__Work item__
Each line of the material below that holds the word "position" needs to be copied.

***** Data to use *****

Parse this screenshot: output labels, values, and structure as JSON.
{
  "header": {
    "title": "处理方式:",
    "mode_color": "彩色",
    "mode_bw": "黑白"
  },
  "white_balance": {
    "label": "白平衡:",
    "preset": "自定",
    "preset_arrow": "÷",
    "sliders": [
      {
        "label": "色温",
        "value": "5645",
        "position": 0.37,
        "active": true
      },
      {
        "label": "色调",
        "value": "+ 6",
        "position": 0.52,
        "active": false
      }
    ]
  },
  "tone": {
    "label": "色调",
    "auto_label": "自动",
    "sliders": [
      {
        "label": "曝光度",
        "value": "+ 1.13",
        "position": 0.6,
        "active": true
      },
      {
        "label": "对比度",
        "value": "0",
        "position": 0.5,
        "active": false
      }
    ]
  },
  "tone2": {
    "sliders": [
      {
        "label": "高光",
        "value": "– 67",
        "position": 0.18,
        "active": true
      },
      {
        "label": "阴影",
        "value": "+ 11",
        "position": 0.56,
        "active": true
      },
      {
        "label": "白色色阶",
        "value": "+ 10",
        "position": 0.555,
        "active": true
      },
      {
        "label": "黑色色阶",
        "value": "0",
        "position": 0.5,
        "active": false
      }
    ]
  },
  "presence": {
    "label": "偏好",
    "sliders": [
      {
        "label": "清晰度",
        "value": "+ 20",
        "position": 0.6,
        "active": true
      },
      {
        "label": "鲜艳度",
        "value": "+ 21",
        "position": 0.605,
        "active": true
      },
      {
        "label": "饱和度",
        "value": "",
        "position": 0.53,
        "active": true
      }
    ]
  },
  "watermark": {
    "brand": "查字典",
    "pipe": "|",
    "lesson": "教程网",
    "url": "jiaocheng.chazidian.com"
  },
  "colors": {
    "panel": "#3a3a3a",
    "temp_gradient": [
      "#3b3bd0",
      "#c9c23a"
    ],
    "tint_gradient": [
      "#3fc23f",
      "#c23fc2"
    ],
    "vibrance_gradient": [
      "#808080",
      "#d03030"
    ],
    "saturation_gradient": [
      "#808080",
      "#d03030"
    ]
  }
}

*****

__Exercise response__
        "position": 0.37,
        "position": 0.52,
        "position": 0.6,
        "position": 0.5,
        "position": 0.18,
        "position": 0.56,
        "position": 0.555,
        "position": 0.5,
        "position": 0.6,
        "position": 0.605,
        "position": 0.53,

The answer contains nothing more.